Hahn's theory of recovery from the carpenters' trustees is based on Hahn's possible liability to the engineers' trustees. Hahn's third-party complaint seeks recovery of payments made for the same work that forms the basis for the engineers' trustees' complaint in the event that the engineers' trustees are successful. We think ancillary jurisdiction exists in this case.2 Cf. United States ex rel. Payne v. United Pac. Ins. Co., supra, 472 F.2d at 792-94 (court had ancillary jurisdiction where third-party complaint sought judgment over against third-party defendant for liability resulting from original action); Glens Falls Indem. Co. v. United States ex rel. Westinghouse Elec. Supply Co., 229 F.2d 370, 372-74 (9th Cir. 1955) (same).


Therefore, the district court should not only entertain the operating engineers' trustees' claim but should also consider Hahn's claim against the carpenters' trustees.



In his opinion dismissing this action for lack of jurisdiction, the district judge also denied the trustees' motion for summary judgment. The trustees ask us to reverse this judgment and grant the motion.

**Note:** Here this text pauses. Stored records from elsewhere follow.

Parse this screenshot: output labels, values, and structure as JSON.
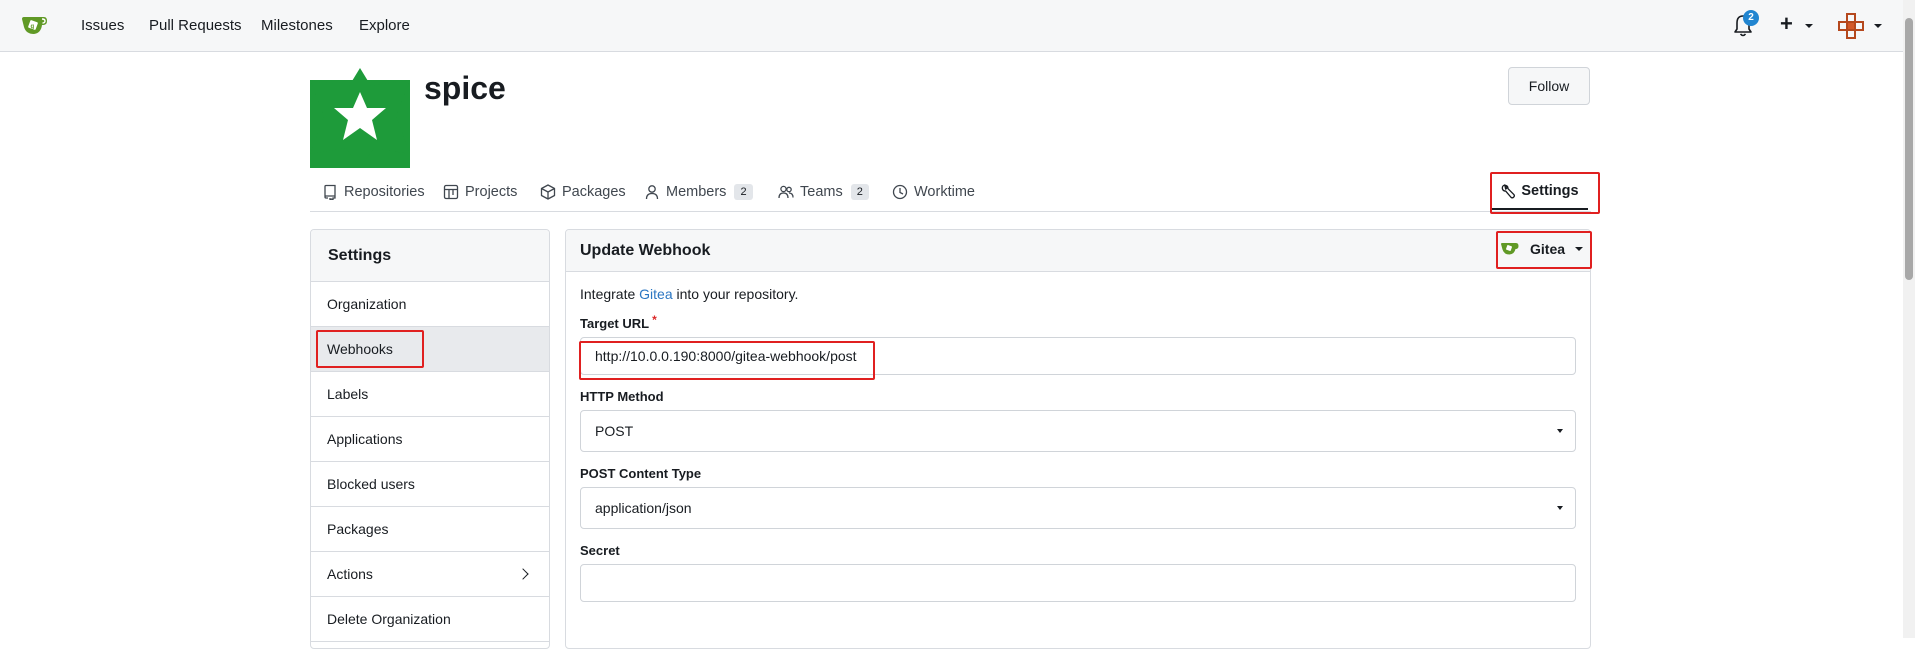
{
  "navbar": {
    "links": [
      "Issues",
      "Pull Requests",
      "Milestones",
      "Explore"
    ],
    "notification_count": "2",
    "plus_label": "+"
  },
  "org": {
    "name": "spice",
    "follow_label": "Follow"
  },
  "tabs": [
    {
      "label": "Repositories",
      "icon": "repo-icon"
    },
    {
      "label": "Projects",
      "icon": "project-icon"
    },
    {
      "label": "Packages",
      "icon": "package-icon"
    },
    {
      "label": "Members",
      "icon": "person-icon",
      "count": "2"
    },
    {
      "label": "Teams",
      "icon": "people-icon",
      "count": "2"
    },
    {
      "label": "Worktime",
      "icon": "clock-icon"
    }
  ],
  "settings_tab": {
    "label": "Settings",
    "icon": "tools-icon"
  },
  "sidebar": {
    "title": "Settings",
    "items": [
      {
        "label": "Organization"
      },
      {
        "label": "Webhooks",
        "active": true
      },
      {
        "label": "Labels"
      },
      {
        "label": "Applications"
      },
      {
        "label": "Blocked users"
      },
      {
        "label": "Packages"
      },
      {
        "label": "Actions",
        "has_submenu": true
      },
      {
        "label": "Delete Organization"
      }
    ]
  },
  "webhook": {
    "title": "Update Webhook",
    "type_label": "Gitea",
    "intro_prefix": "Integrate ",
    "intro_link": "Gitea",
    "intro_suffix": " into your repository.",
    "target_url_label": "Target URL",
    "required_mark": "*",
    "target_url_value": "http://10.0.0.190:8000/gitea-webhook/post",
    "http_method_label": "HTTP Method",
    "http_method_value": "POST",
    "content_type_label": "POST Content Type",
    "content_type_value": "application/json",
    "secret_label": "Secret",
    "secret_value": ""
  },
  "colors": {
    "brand_green": "#609926",
    "highlight_red": "#e02020",
    "link_blue": "#2b76c2",
    "badge_blue": "#2185d0"
  }
}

The denial of a motion for summary judgment is not an appealable order, Oppenheimer v. Los Angeles County Flood Control Dist., 453 F.2d 895, 895 (9th Cir. 1972) (per curiam), and this is so even where an action is incorrectly dismissed by the district court for lack of subject matter jurisdiction. Simons v. United States, 497 F.2d 1046, 1048-50 (9th Cir. 1974). This portion of the trustees' appeal must be dismissed.3

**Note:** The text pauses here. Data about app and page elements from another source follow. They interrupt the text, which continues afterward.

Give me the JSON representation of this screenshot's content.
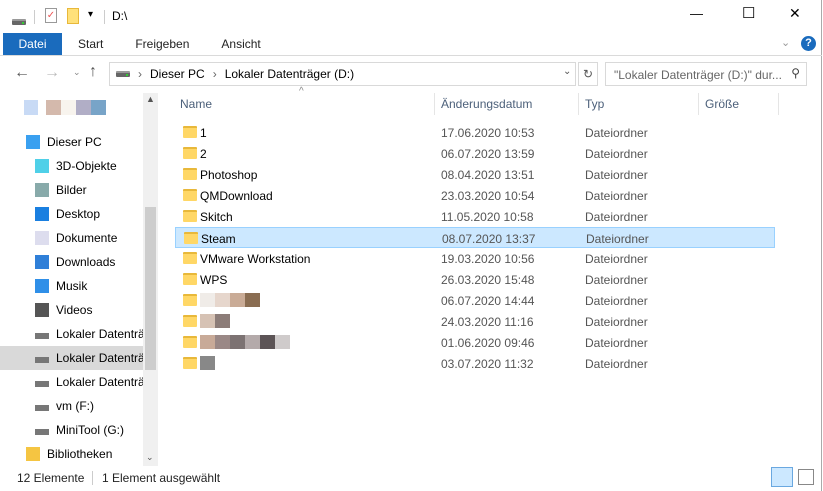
{
  "title": {
    "path": "D:\\"
  },
  "window_controls": {
    "minimize": "—",
    "maximize": "☐",
    "close": "✕"
  },
  "ribbon": {
    "tabs": [
      "Datei",
      "Start",
      "Freigeben",
      "Ansicht"
    ],
    "help": "?"
  },
  "address": {
    "crumbs": [
      "Dieser PC",
      "Lokaler Datenträger (D:)"
    ],
    "search_placeholder": "\"Lokaler Datenträger (D:)\" dur..."
  },
  "sidebar": {
    "items": [
      {
        "label": "Dieser PC",
        "icon": "pc-icon"
      },
      {
        "label": "3D-Objekte",
        "icon": "cube-icon"
      },
      {
        "label": "Bilder",
        "icon": "pictures-icon"
      },
      {
        "label": "Desktop",
        "icon": "desktop-icon"
      },
      {
        "label": "Dokumente",
        "icon": "document-icon"
      },
      {
        "label": "Downloads",
        "icon": "download-icon"
      },
      {
        "label": "Musik",
        "icon": "music-icon"
      },
      {
        "label": "Videos",
        "icon": "video-icon"
      },
      {
        "label": "Lokaler Datenträ",
        "icon": "windows-drive-icon"
      },
      {
        "label": "Lokaler Datenträ",
        "icon": "drive-icon",
        "selected": true
      },
      {
        "label": "Lokaler Datenträ",
        "icon": "drive-icon"
      },
      {
        "label": "vm (F:)",
        "icon": "drive-icon"
      },
      {
        "label": "MiniTool (G:)",
        "icon": "drive-icon"
      },
      {
        "label": "Bibliotheken",
        "icon": "library-icon"
      }
    ]
  },
  "columns": [
    "Name",
    "Änderungsdatum",
    "Typ",
    "Größe"
  ],
  "files": [
    {
      "name": "1",
      "date": "17.06.2020 10:53",
      "type": "Dateiordner"
    },
    {
      "name": "2",
      "date": "06.07.2020 13:59",
      "type": "Dateiordner"
    },
    {
      "name": "Photoshop",
      "date": "08.04.2020 13:51",
      "type": "Dateiordner"
    },
    {
      "name": "QMDownload",
      "date": "23.03.2020 10:54",
      "type": "Dateiordner"
    },
    {
      "name": "Skitch",
      "date": "11.05.2020 10:58",
      "type": "Dateiordner"
    },
    {
      "name": "Steam",
      "date": "08.07.2020 13:37",
      "type": "Dateiordner",
      "selected": true
    },
    {
      "name": "VMware Workstation",
      "date": "19.03.2020 10:56",
      "type": "Dateiordner"
    },
    {
      "name": "WPS",
      "date": "26.03.2020 15:48",
      "type": "Dateiordner"
    },
    {
      "name": "",
      "date": "06.07.2020 14:44",
      "type": "Dateiordner"
    },
    {
      "name": "",
      "date": "24.03.2020 11:16",
      "type": "Dateiordner"
    },
    {
      "name": "",
      "date": "01.06.2020 09:46",
      "type": "Dateiordner"
    },
    {
      "name": "",
      "date": "03.07.2020 11:32",
      "type": "Dateiordner"
    }
  ],
  "status": {
    "count": "12 Elemente",
    "selection": "1 Element ausgewählt"
  }
}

Honorable Gus J. Solomon, United States District Judge, District of Oregon, sitting by designation


Moreover, the Second Circuit has since cast some doubt upon whether the NLRB's jurisdiction in Buckley was even based upon the incipient acts referred to in the text of that opinion. See Bernstein v. Universal Pictures, Inc., 517 F.2d 976, 981 n.4 (2d Cir. 1975)


We thus do not decide whether the third-party complaint, standing alone, would properly be within the district court's jurisdiction


We disagree with the theory set forth in Morgan Guar. Trust Co. v. Martin, 466 F.2d 593, 599-600 (7th Cir. 1972) (per curiam), urged upon us by the trustees, that 28 U.S.C. § 2106 (1976), which states in part that a court of appellate jurisdiction, in any case that is lawfully before the court for review, "may remand the cause and direct the entry of such appropriate judgment, decree, or order, or require such further proceedings to be had as may be just under the circumstances," allows us to circumvent our holding on the appealable order question. The trustees also appear to rely on dictum in that case to argue that the denial of summary judgment can be reviewed because a dismissal for lack of jurisdiction constitutes a "final judgment" into which the denial merges, allowing review on appeal. See id. at 599 n.9. In light of Simons v. United States, supra, 497 F.2d at 1048-50, that is clearly not the law of this circuit